Where do successful animated series creators find ideas for new product? There’s no place like home for Boston area-based Jonathan Katz, co-creator (with computer animator Tom Snyder of Tom Snyder Productions) of Comedy Central’s Dr. Katz: Professional Therapist. Katz’s 16-year-old daughter allowed him to tape her phone conversations and ad-libbed stories about her day-to-day high school life for his new short-form series. Julia’s P.O.V., a 13 x 30-second interstitial series, will debut on TNBC in July, and will feature an updated version of the squigglevision computer-animation technique that Tom Snyder Productions developed for the Comedy Central series.

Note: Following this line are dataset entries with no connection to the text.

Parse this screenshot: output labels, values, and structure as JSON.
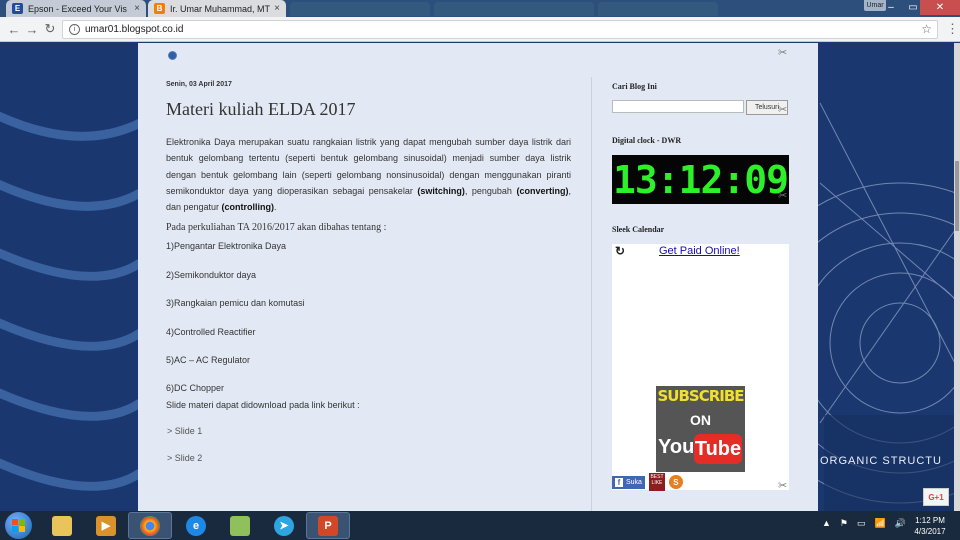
{
  "browser": {
    "tabs": [
      {
        "icon": "E",
        "title": "Epson - Exceed Your Vis",
        "close": "×",
        "active": false
      },
      {
        "icon": "B",
        "title": "Ir. Umar Muhammad, MT",
        "close": "×",
        "active": true
      }
    ],
    "profile": "Umar",
    "window_controls": {
      "minimize": "–",
      "maximize": "▭",
      "close": "✕"
    },
    "nav": {
      "back": "←",
      "forward": "→",
      "reload": "↻"
    },
    "url": "umar01.blogspot.co.id",
    "info": "i",
    "star": "☆",
    "menu": "⋮"
  },
  "post": {
    "date": "Senin, 03 April 2017",
    "title": "Materi kuliah ELDA 2017",
    "intro_parts": [
      "Elektronika Daya merupakan suatu rangkaian listrik yang dapat mengubah sumber daya listrik dari bentuk gelombang tertentu (seperti bentuk gelombang sinusoidal) menjadi sumber daya listrik dengan bentuk gelombang lain (seperti gelombang nonsinusoidal) dengan menggunakan piranti semikonduktor daya yang dioperasikan sebagai pensakelar ",
      "(switching)",
      ", pengubah ",
      "(converting)",
      ", dan pengatur ",
      "(controlling)",
      "."
    ],
    "topics_intro": "Pada perkuliahan TA 2016/2017 akan dibahas tentang :",
    "topics": [
      "1)Pengantar Elektronika Daya",
      "2)Semikonduktor daya",
      "3)Rangkaian pemicu dan komutasi",
      "4)Controlled Reactifier",
      "5)AC – AC Regulator",
      "6)DC Chopper"
    ],
    "slides_intro": "Slide materi dapat didownload pada link berikut :",
    "slides": [
      "> Slide 1",
      "> Slide 2"
    ]
  },
  "sidebar": {
    "search_title": "Cari Blog Ini",
    "search_button": "Telusuri",
    "clock_title": "Digital clock - DWR",
    "clock_time": "13:12:09",
    "calendar_title": "Sleek Calendar",
    "calendar_refresh": "↻",
    "calendar_link": "Get Paid Online!",
    "youtube": {
      "line1": "SUBSCRIBE",
      "line2": "ON",
      "you": "You",
      "tube": "Tube"
    },
    "fb_like": "Suka",
    "like_badge": "BEST LIKE",
    "share": "S"
  },
  "background": {
    "overlay_text": "ORGANIC STRUCTU"
  },
  "gplus": "G+1",
  "taskbar": {
    "time": "1:12 PM",
    "date": "4/3/2017",
    "tray_icons": [
      "▲",
      "⚑",
      "▭",
      "📶",
      "🔊"
    ]
  },
  "colors": {
    "clock_green": "#2df02a",
    "youtube_red": "#e52d27",
    "subscribe_yellow": "#f2e02b",
    "blog_bg": "#e3e9f4"
  }
}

Dr. Katz: Professional Therapist landed a prestigious Peabody Award on March 31.
‘It’s truly a real 16-year-old,’ says Robin Schwartz, VP of Saturday morning programming and prime-time series at NBC. ‘She ad-libs-there are no scripts, but she’s writing her own dialogue, developing scenarios and snippets for 30-second interstitials.’ Schwartz says the network is developing the show for prime time, but launching it interstitially on TNBC on Saturday mornings, much like The Simpsons originally debuted as short-form segments within The Tracy Ullman Show on Fox. Ironically, this first animated project undertaken by the teen block-with its slice-of-life concept and real-kid casting and dialogue-reflects TNBC’s mandate to add more realism to its teen programming, says Schwartz.
Comedian Katz, who won an Emmy for his voice work on Dr. Katz: Professional Therapist, says the computer animation technique developed for Julia’s P.O.V. represents an automated version of the original squigglevision technique, which requires that a figure be manually drawn five times and those five drawings be melded digitally to produce an oscillating-line effect. With the newly developed automated version of this process, images need only be drawn once.
According to Chris Georgenes, assistant director of animation and video at Boston area-based Tom Snyder Productions, squigglevision is ‘considerably cheaper’ than cel animation. A full episode of animation is cranked out in two or three weeks in the paperless, 100% computer-based studio that utilizes digital sketch pads at each workstation to record the shaky hand movements of the artists.
Animation is rendered to the audio track provided by Katz-a process that allows a high degree of innovation, says Georgenes. ‘A lot of the improvised [dialogue] shines through in the audio. In this third dimension of interactive animation, characters can talk over each other like in real life.’